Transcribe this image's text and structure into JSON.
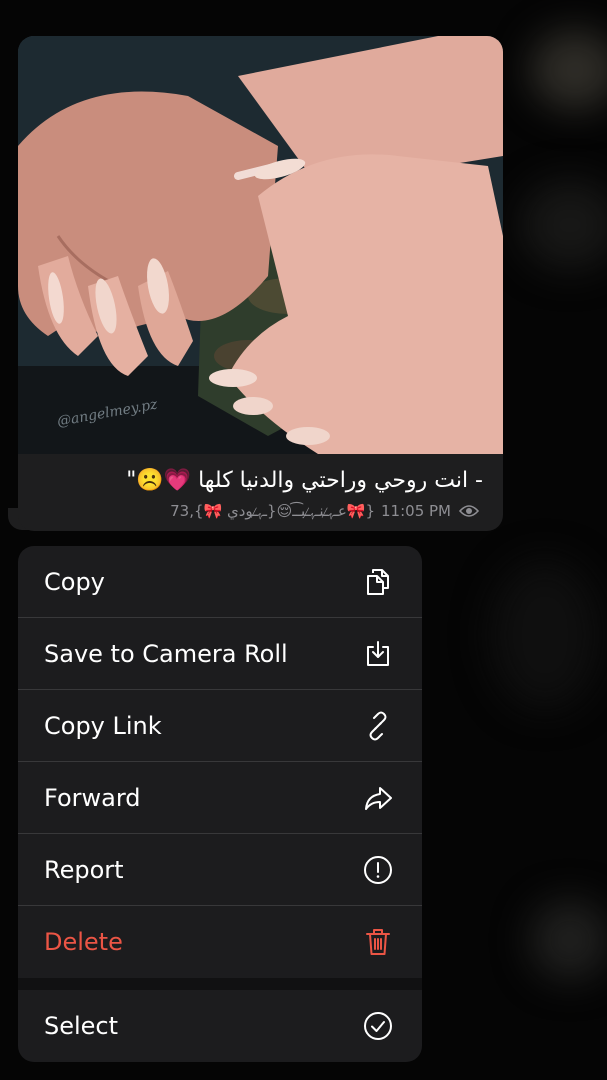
{
  "message": {
    "caption": "- انت روحي وراحتي والدنيا كلها 💗☹️\"",
    "views": "73",
    "signature": "{🎀عـﮩ̷̷ـنـﮩ̷̷ـبـ͡ـ😌{ـﮩ̷̷ـودي 🎀},",
    "time": "11:05 PM",
    "watermark": "@angelmey.pz"
  },
  "menu": {
    "items": [
      {
        "label": "Copy",
        "icon": "copy-icon"
      },
      {
        "label": "Save to Camera Roll",
        "icon": "download-icon"
      },
      {
        "label": "Copy Link",
        "icon": "link-icon"
      },
      {
        "label": "Forward",
        "icon": "forward-icon"
      },
      {
        "label": "Report",
        "icon": "report-icon"
      },
      {
        "label": "Delete",
        "icon": "trash-icon"
      },
      {
        "label": "Select",
        "icon": "checkmark-circle-icon"
      }
    ]
  },
  "colors": {
    "background": "#050505",
    "bubble": "#1e1e1f",
    "menu": "#1c1c1e",
    "danger": "#eb5545",
    "meta": "#8e8e93"
  }
}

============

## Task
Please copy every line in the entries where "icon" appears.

## Output of the exercise
        "icon": "copy-icon"
        "icon": "download-icon"
        "icon": "link-icon"
        "icon": "forward-icon"
        "icon": "report-icon"
        "icon": "trash-icon"
        "icon": "checkmark-circle-icon"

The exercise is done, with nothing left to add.